Sigh. Must go cut out half the words in my WIP.

Monday, March 11, 2013

MMGM: The Ogre Downstairs, by Diana Wynne Jones

Kristen over at We Be Reading is hosting DWJ March, in honour of Diana Wynne Jones, a year after her death. I'm doing a guest post for Kristen tomorrow, but I thought I'd get into the spirit of things myself, especially after reading this book.

I keep finding Diana Wynne Jones books I haven't read, which is wonderful: like finding a $20 bill in the pocket of the coat you haven't worn for a while. I found this one in the library while researching for my guest blog. The Ogre Downstairs was in the middle-grade section beside the Chrestomanci books and Archer's Goon.

It started a little slowly for me. The adventures of a step-family with a magical chemistry set at first seemed a little too episodic and predictable--similar in concept to Half Magic, by Edgar Eager (which I love, btw): kids mess around with magic and something different goes wrong every time. The two sets of kids (Caspar, Johnny and Gwinny from the mom, Malcolm and Douglas from the dad) are obnoxious to each other and their parents, and the omniscient narration skips around a bit, so at first I didn't have any character I was sympathizing with.
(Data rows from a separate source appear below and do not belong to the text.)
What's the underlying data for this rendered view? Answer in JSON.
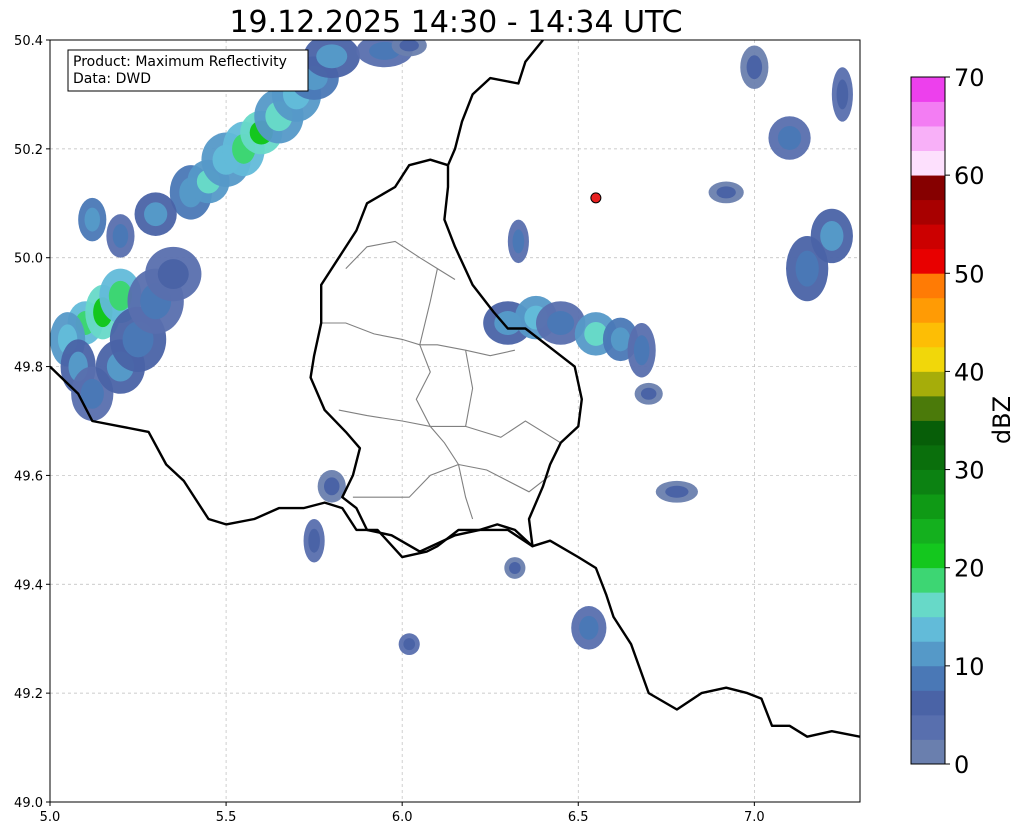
{
  "title": "19.12.2025 14:30 - 14:34 UTC",
  "info_box": {
    "product": "Product: Maximum Reflectivity",
    "data_source": "Data: DWD"
  },
  "map": {
    "lon_range": [
      5.0,
      7.3
    ],
    "lat_range": [
      49.0,
      50.4
    ],
    "lon_ticks": [
      "5.0",
      "5.5",
      "6.0",
      "6.5",
      "7.0"
    ],
    "lat_ticks": [
      "49.0",
      "49.2",
      "49.4",
      "49.6",
      "49.8",
      "50.0",
      "50.2",
      "50.4"
    ],
    "grid": "dashed",
    "colors": {
      "border": "#000000",
      "district": "#808080",
      "grid": "#bbbbbb",
      "marker": "#e82020",
      "marker_edge": "#000000"
    },
    "marker": {
      "lon": 6.55,
      "lat": 50.11
    },
    "national_border": [
      [
        5.0,
        49.8
      ],
      [
        5.08,
        49.75
      ],
      [
        5.12,
        49.7
      ],
      [
        5.2,
        49.69
      ],
      [
        5.28,
        49.68
      ],
      [
        5.33,
        49.62
      ],
      [
        5.38,
        49.59
      ],
      [
        5.45,
        49.52
      ],
      [
        5.5,
        49.51
      ],
      [
        5.58,
        49.52
      ],
      [
        5.65,
        49.54
      ],
      [
        5.72,
        49.54
      ],
      [
        5.78,
        49.55
      ],
      [
        5.83,
        49.54
      ],
      [
        5.87,
        49.5
      ],
      [
        5.93,
        49.5
      ],
      [
        6.0,
        49.45
      ],
      [
        6.07,
        49.46
      ],
      [
        6.1,
        49.47
      ],
      [
        6.16,
        49.5
      ],
      [
        6.22,
        49.5
      ],
      [
        6.3,
        49.5
      ],
      [
        6.37,
        49.47
      ],
      [
        6.42,
        49.48
      ],
      [
        6.5,
        49.45
      ],
      [
        6.55,
        49.43
      ],
      [
        6.58,
        49.38
      ],
      [
        6.6,
        49.34
      ],
      [
        6.65,
        49.29
      ],
      [
        6.7,
        49.2
      ],
      [
        6.78,
        49.17
      ],
      [
        6.85,
        49.2
      ],
      [
        6.92,
        49.21
      ],
      [
        6.98,
        49.2
      ],
      [
        7.02,
        49.19
      ],
      [
        7.05,
        49.14
      ],
      [
        7.1,
        49.14
      ],
      [
        7.15,
        49.12
      ],
      [
        7.22,
        49.13
      ],
      [
        7.3,
        49.12
      ]
    ],
    "luxembourg_border": [
      [
        6.13,
        50.17
      ],
      [
        6.08,
        50.18
      ],
      [
        6.02,
        50.17
      ],
      [
        5.98,
        50.13
      ],
      [
        5.9,
        50.1
      ],
      [
        5.87,
        50.05
      ],
      [
        5.82,
        50.0
      ],
      [
        5.77,
        49.95
      ],
      [
        5.77,
        49.88
      ],
      [
        5.75,
        49.82
      ],
      [
        5.74,
        49.78
      ],
      [
        5.78,
        49.72
      ],
      [
        5.84,
        49.68
      ],
      [
        5.88,
        49.65
      ],
      [
        5.86,
        49.6
      ],
      [
        5.83,
        49.56
      ],
      [
        5.87,
        49.54
      ],
      [
        5.9,
        49.5
      ],
      [
        5.97,
        49.49
      ],
      [
        6.05,
        49.46
      ],
      [
        6.15,
        49.49
      ],
      [
        6.22,
        49.5
      ],
      [
        6.27,
        49.51
      ],
      [
        6.32,
        49.5
      ],
      [
        6.37,
        49.47
      ],
      [
        6.36,
        49.52
      ],
      [
        6.4,
        49.58
      ],
      [
        6.42,
        49.62
      ],
      [
        6.45,
        49.66
      ],
      [
        6.5,
        49.69
      ],
      [
        6.51,
        49.74
      ],
      [
        6.49,
        49.8
      ],
      [
        6.43,
        49.83
      ],
      [
        6.35,
        49.87
      ],
      [
        6.3,
        49.87
      ],
      [
        6.26,
        49.9
      ],
      [
        6.2,
        49.95
      ],
      [
        6.15,
        50.02
      ],
      [
        6.12,
        50.07
      ],
      [
        6.13,
        50.13
      ],
      [
        6.13,
        50.17
      ]
    ],
    "east_border": [
      [
        6.13,
        50.17
      ],
      [
        6.15,
        50.2
      ],
      [
        6.17,
        50.25
      ],
      [
        6.2,
        50.3
      ],
      [
        6.25,
        50.33
      ],
      [
        6.33,
        50.32
      ],
      [
        6.35,
        50.36
      ],
      [
        6.4,
        50.4
      ]
    ],
    "districts": [
      [
        [
          5.84,
          49.98
        ],
        [
          5.9,
          50.02
        ],
        [
          5.98,
          50.03
        ],
        [
          6.05,
          50.0
        ],
        [
          6.1,
          49.98
        ],
        [
          6.15,
          49.96
        ]
      ],
      [
        [
          5.77,
          49.88
        ],
        [
          5.84,
          49.88
        ],
        [
          5.92,
          49.86
        ],
        [
          6.0,
          49.85
        ],
        [
          6.05,
          49.84
        ],
        [
          6.1,
          49.84
        ],
        [
          6.18,
          49.83
        ],
        [
          6.25,
          49.82
        ],
        [
          6.32,
          49.83
        ]
      ],
      [
        [
          6.05,
          49.84
        ],
        [
          6.08,
          49.79
        ],
        [
          6.04,
          49.74
        ],
        [
          6.08,
          49.69
        ],
        [
          6.12,
          49.66
        ],
        [
          6.16,
          49.62
        ]
      ],
      [
        [
          5.82,
          49.72
        ],
        [
          5.9,
          49.71
        ],
        [
          6.0,
          49.7
        ],
        [
          6.08,
          49.69
        ],
        [
          6.18,
          49.69
        ],
        [
          6.28,
          49.67
        ],
        [
          6.35,
          49.7
        ],
        [
          6.45,
          49.66
        ]
      ],
      [
        [
          6.16,
          49.62
        ],
        [
          6.08,
          49.6
        ],
        [
          6.02,
          49.56
        ],
        [
          5.94,
          49.56
        ],
        [
          5.86,
          49.56
        ]
      ],
      [
        [
          6.16,
          49.62
        ],
        [
          6.24,
          49.61
        ],
        [
          6.3,
          49.59
        ],
        [
          6.36,
          49.57
        ],
        [
          6.42,
          49.6
        ]
      ],
      [
        [
          6.16,
          49.62
        ],
        [
          6.18,
          49.56
        ],
        [
          6.2,
          49.52
        ]
      ],
      [
        [
          6.1,
          49.98
        ],
        [
          6.08,
          49.92
        ],
        [
          6.05,
          49.84
        ]
      ],
      [
        [
          6.18,
          49.83
        ],
        [
          6.2,
          49.76
        ],
        [
          6.18,
          49.69
        ]
      ]
    ],
    "radar_cells": [
      [
        5.1,
        49.88,
        0.05,
        0.04,
        18
      ],
      [
        5.15,
        49.9,
        0.05,
        0.05,
        21
      ],
      [
        5.2,
        49.93,
        0.06,
        0.05,
        18
      ],
      [
        5.05,
        49.85,
        0.05,
        0.05,
        14
      ],
      [
        5.08,
        49.8,
        0.05,
        0.05,
        10
      ],
      [
        5.12,
        49.75,
        0.06,
        0.05,
        8
      ],
      [
        5.2,
        49.8,
        0.07,
        0.05,
        10
      ],
      [
        5.25,
        49.85,
        0.08,
        0.06,
        9
      ],
      [
        5.3,
        49.92,
        0.08,
        0.06,
        8
      ],
      [
        5.35,
        49.97,
        0.08,
        0.05,
        7
      ],
      [
        5.4,
        50.12,
        0.06,
        0.05,
        12
      ],
      [
        5.45,
        50.14,
        0.06,
        0.04,
        16
      ],
      [
        5.5,
        50.18,
        0.07,
        0.05,
        14
      ],
      [
        5.55,
        50.2,
        0.06,
        0.05,
        18
      ],
      [
        5.6,
        50.23,
        0.06,
        0.04,
        20
      ],
      [
        5.65,
        50.26,
        0.07,
        0.05,
        16
      ],
      [
        5.7,
        50.3,
        0.07,
        0.05,
        14
      ],
      [
        5.75,
        50.33,
        0.07,
        0.04,
        12
      ],
      [
        5.8,
        50.37,
        0.08,
        0.04,
        10
      ],
      [
        5.3,
        50.08,
        0.06,
        0.04,
        10
      ],
      [
        5.2,
        50.04,
        0.04,
        0.04,
        8
      ],
      [
        5.12,
        50.07,
        0.04,
        0.04,
        12
      ],
      [
        5.95,
        50.38,
        0.08,
        0.03,
        8
      ],
      [
        6.02,
        50.39,
        0.05,
        0.02,
        6
      ],
      [
        6.3,
        49.88,
        0.07,
        0.04,
        10
      ],
      [
        6.38,
        49.89,
        0.06,
        0.04,
        14
      ],
      [
        6.45,
        49.88,
        0.07,
        0.04,
        8
      ],
      [
        6.55,
        49.86,
        0.06,
        0.04,
        16
      ],
      [
        6.62,
        49.85,
        0.05,
        0.04,
        12
      ],
      [
        6.68,
        49.83,
        0.04,
        0.05,
        8
      ],
      [
        7.15,
        49.98,
        0.06,
        0.06,
        9
      ],
      [
        7.22,
        50.04,
        0.06,
        0.05,
        10
      ],
      [
        7.1,
        50.22,
        0.06,
        0.04,
        8
      ],
      [
        7.25,
        50.3,
        0.03,
        0.05,
        7
      ],
      [
        5.8,
        49.58,
        0.04,
        0.03,
        6
      ],
      [
        5.75,
        49.48,
        0.03,
        0.04,
        7
      ],
      [
        6.32,
        49.43,
        0.03,
        0.02,
        6
      ],
      [
        6.02,
        49.29,
        0.03,
        0.02,
        7
      ],
      [
        6.53,
        49.32,
        0.05,
        0.04,
        8
      ],
      [
        6.78,
        49.57,
        0.06,
        0.02,
        6
      ],
      [
        6.33,
        50.03,
        0.03,
        0.04,
        8
      ],
      [
        6.7,
        49.75,
        0.04,
        0.02,
        6
      ],
      [
        7.0,
        50.35,
        0.04,
        0.04,
        6
      ],
      [
        6.92,
        50.12,
        0.05,
        0.02,
        6
      ]
    ]
  },
  "colorbar": {
    "label": "dBZ",
    "vmin": 0,
    "vmax": 70,
    "tick_labels": [
      "0",
      "10",
      "20",
      "30",
      "40",
      "50",
      "60",
      "70"
    ],
    "colors": [
      "#6a7fae",
      "#586fae",
      "#4a63a6",
      "#4a78b6",
      "#5599c8",
      "#62bbd9",
      "#67d9c8",
      "#3dd673",
      "#14c71e",
      "#14b01e",
      "#0f9a15",
      "#0c8212",
      "#0a6f0c",
      "#075e08",
      "#4b7a0a",
      "#a6ad0a",
      "#f1d70a",
      "#fdbe05",
      "#ff9b05",
      "#ff7b05",
      "#e80000",
      "#cc0000",
      "#a80000",
      "#860000",
      "#fde0fd",
      "#f8b0f8",
      "#f37df3",
      "#ed40ed"
    ]
  }
}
But in typical Diana Wynne Jones fashion, the complications multiply exponentially, the characters develop in realistic but quirky ways, and this book is really, really funny. For example, it's not just that the toffee bars come to life; it's that they keep escaping and they love to congregate on the radiators.
"Bring some biscuits when you get the box," said Caspar. "The toffee bars may be hungry too." [hilarious line all by itself]
So Johnny rammed the lid back on and went down to the kitchen, while Caspar collected all the toffee wrappers he could find and made a careful count. It came to nineteen. The thought of catching nineteen nimble toffee bars was a little daunting. [Another sentence that makes me grin every time: the alliteration, the understatement, the juxtaposition of nimble and toffee.] He had only succeeded in catching one by the time Johnny came back with a large cardboard box and a packet of Small Rich Tea Biscuits, and the only reason he caught that one was that Johnny had bitten a piece off it the evening before. It was much slower than the others in consequence, and went with a sort of limp. [This is the kind of thing DWJ is brilliant at: the extra little realistic detail that makes her magic completely believable. And so funny!] 
"Oh, the poor thing!" Johnny said, when Caspar showed him. "I'll never eat another toffee bar again!" He put it tenderly in the cardboard box and made it comfortable with some comics and a small Rich Tea biscuit. [Comics!  For a toffee bar!] It did not want to stay. Crippled as it was, it kept trying to get out, until Caspar thought of putting the box against the radiator. The lame bar seemed to like that. It curled up peacefully and began to look a little sticky.
And that's just the potion that brings things to life. There's also the flying one, the switching places one, the one that turns you different colours, the invisibility one. . . The two halves of the family at first compete to see what they can do with the chemicals, but as they get into deeper and deeper messes they have to help each other out. In the meantime the Ogre (the dad) is getting more and more frustrated with these kids who make so much noise and cause so much trouble. And the consequences end up being very real.

Diana Wynne Jones is brilliant at understanding how children think and behave and how family dynamics work. All her children can be perfectly beastly: they whine, they get jealous, they are cowardly and malicious and selfish. But they are also creative and empathetic and flexible and kind. Siblings both hate and love each other. Parents don't understand kids. Kids make dreadful mistakes. But if there's love in the mix it all comes out okay somehow. The resolution of the complicated mess at the end of The Ogre Downstairs is funny and sweet and quite satisfying.

The Ogre Downstairs is a trip to one of those great candy stores that has crazy candy from everywhere and you can't even decide what you want to spend your allowance on.

For more Marvelous Middle-Grade Monday choices, go to Shannon Messenger's marvelous blog.